The Duke and Duchess of Cambridge visited Manchester and the Children’s Global Media Summit today, tackling issues of mental health and social media. During the course of their visit, Prince William revealed that his son, Prince George, had recently played a sheep in his school’s nativity play.
William and Kate were speaking to schoolchildren on a visit to the BBC’s Bridge House in Media City, Salford, when the second in line to the throne mentioned: “I went to my boy’s nativity play. It was funny. He was a sheep!”
The visit came the morning after the Cambridges attended the annual Diplomatic Corps reception at Buckingham Palace with Prince Charles, Camilla and The Queen.
At the BBC, the royal couple attended a “stepping out” session, which consists of a focus group of children giving feedback on new children’s TV programmes.
The BBC’s Director General Tony Hall was on hand to show the Duke and Duchess around the building. Children from Salford’s Friars Primary School joined William and Catherine, in watching a film made by 14-year-old Josh Gale for Newsround about developing obsessive compulsive disorder (OCD).
Josh revealed that he had informed his father about his mental health problems in a Q&A session. He said: “It was metaphorically and physically like a weight off my shoulders. I was wanting to tell someone but I thought no-one would understand.”
The Duke of Cambridge told the children, who were asking Josh questions: “You’re much better than the adults at questions.
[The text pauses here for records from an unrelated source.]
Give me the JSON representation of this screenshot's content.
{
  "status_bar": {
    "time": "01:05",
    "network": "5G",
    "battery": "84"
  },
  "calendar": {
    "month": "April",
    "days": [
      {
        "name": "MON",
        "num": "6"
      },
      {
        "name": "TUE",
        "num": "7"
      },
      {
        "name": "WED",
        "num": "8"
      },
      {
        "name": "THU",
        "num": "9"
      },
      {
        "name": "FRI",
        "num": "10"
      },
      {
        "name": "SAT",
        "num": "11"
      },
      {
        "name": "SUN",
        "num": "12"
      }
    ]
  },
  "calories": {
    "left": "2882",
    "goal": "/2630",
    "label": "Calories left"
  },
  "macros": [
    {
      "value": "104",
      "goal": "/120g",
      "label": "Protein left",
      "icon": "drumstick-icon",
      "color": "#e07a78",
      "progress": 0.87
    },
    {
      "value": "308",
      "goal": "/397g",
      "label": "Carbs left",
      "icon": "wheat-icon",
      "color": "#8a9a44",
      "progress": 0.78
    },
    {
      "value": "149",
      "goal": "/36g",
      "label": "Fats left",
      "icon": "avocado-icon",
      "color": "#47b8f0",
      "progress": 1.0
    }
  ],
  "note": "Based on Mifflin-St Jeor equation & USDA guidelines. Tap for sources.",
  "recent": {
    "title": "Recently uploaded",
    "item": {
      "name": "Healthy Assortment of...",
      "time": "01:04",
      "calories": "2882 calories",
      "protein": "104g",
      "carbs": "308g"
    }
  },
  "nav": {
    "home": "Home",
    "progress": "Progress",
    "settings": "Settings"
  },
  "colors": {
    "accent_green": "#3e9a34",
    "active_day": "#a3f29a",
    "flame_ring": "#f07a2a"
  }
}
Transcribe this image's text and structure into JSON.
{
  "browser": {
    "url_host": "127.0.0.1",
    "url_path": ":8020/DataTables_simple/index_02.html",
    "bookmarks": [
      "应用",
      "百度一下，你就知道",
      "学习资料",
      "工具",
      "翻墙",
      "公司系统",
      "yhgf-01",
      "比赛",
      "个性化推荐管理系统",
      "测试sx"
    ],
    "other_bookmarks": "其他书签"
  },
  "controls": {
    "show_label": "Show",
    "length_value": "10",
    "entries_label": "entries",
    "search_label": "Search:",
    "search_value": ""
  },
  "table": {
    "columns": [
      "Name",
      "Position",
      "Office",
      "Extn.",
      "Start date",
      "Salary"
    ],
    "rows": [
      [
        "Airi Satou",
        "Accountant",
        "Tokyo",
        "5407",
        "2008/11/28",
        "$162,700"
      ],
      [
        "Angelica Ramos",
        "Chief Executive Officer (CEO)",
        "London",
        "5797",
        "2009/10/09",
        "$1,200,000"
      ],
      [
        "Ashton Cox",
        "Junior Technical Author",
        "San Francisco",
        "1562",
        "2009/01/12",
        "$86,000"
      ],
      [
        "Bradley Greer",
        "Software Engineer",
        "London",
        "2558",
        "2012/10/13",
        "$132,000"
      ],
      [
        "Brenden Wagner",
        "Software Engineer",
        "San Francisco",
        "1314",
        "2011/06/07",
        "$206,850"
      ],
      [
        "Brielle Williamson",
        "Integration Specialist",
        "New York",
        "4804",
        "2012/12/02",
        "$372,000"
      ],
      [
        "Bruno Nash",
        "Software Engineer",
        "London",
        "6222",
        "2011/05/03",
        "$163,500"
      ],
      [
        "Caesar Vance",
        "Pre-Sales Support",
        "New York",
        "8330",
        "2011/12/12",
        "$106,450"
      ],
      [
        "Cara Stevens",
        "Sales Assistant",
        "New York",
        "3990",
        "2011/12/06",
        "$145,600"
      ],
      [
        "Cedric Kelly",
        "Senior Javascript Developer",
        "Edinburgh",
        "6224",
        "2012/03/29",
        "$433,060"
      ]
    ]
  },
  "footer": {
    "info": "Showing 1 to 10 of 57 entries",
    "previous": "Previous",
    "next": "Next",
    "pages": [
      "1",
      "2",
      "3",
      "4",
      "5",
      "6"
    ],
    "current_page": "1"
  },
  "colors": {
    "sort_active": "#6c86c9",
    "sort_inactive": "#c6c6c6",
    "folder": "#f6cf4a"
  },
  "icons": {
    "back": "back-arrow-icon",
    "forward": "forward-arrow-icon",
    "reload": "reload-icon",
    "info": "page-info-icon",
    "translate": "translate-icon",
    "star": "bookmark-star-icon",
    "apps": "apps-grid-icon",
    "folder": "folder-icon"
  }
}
Very good questions.”
“You’re a shining example to everybody”. Take a look at what happened when the Duke and Duchess of Cambridge (@KensingtonRoyal) met inspiring #mentalhealth speaker Josh. https://t.co/7kbK6UvVOn pic.twitter.com/Xkz8NzO2Pm
— BBC Newsround (@BBCNewsround) December 6, 2017
Catherine, who, like her husband, has a passion for tackling the stigma around mental health, said: “People are so worried about what they say, they aren’t saying anything at all, and what we’ve found from speaking to people is it’s so good to have conversations.”
The next stop on the busy schedule was a visit to the Children’s Global Media Summit at Manchester Central Convention Complex.
Here, the future King and Queen were greeted by popular children’s characters such as Danger Mouse, Peppa Pig, Elmo and Postman Pat.
William and Catherine both seemed to enjoy speaking to youngsters waiting outside. Jeffrey Dunn, chief executive of Sesame Workshop said that the Prince spoke about how “exciting it was” to see Elmo.
Alex Okosi, managing director of Viacom Africa, said he spoke to William about the work his company was doing to help young people without access to education.
“He understood the importance of education and trying to bridge that gap between those with unlimited access and those who will never get it. He was a really cool guy,” Okosi said.
The Children’s Global Media Summit was founded in 1995 in order to help steer the future of children’s programming in a rapidly-changing world. The event involves technology innovators, policymakers, and executives from all over the world.
As the Duchess attended a “Sesame Workshop” hosted by the team behind the hit children’s TV show, Sesame Street, Prince William delivered a speech at a private meeting related to the Cyber Bullying Taskforce, aimed at continuing efforts to find a universal tool for children to report bullying.
The 35-year-old Royal started by praising the spirit of Manchester, after this year’s terrorist attack at an Ariana Grande concert.
“First of all, a word if I might about this great city of Manchester – to which most of you are visitors. You may have seen, if you have had a chance to go outside, the symbol of the bee everywhere in the city – the bee is Manchester’s symbol, a reminder of this city’s industriousness and creativity.
“It is also a reminder of Manchester’s community spirit, the sense of pulling together. Manchester has had a tough year, and I personally stand in awe of the way that the people of Manchester have united in bravery and support of one another. This community is a great example to all of us, wherever we are from.”
William then went on to mention the importance of protecting young people from the dangers of social media: “Parents like Catherine and me are raising the first generation of digitally-immersed children.
“My alarm comes from the fact that so many parents feel they are having to make up the rules as they go along,” he said. “We can be optimistic about the way digital media will help our children when we can be frank about our concerns.
“As a HEMS and Air Ambulance pilot, I was called to the scenes of suicides and I witnessed the devastation and despair it brought about. And I felt a responsibility to do something about it.”
Just as the couple were about to leave, a child shouted: “Hi Prince Harry!”
William giggled and retorted, “I’m not ginger!” before getting in the car.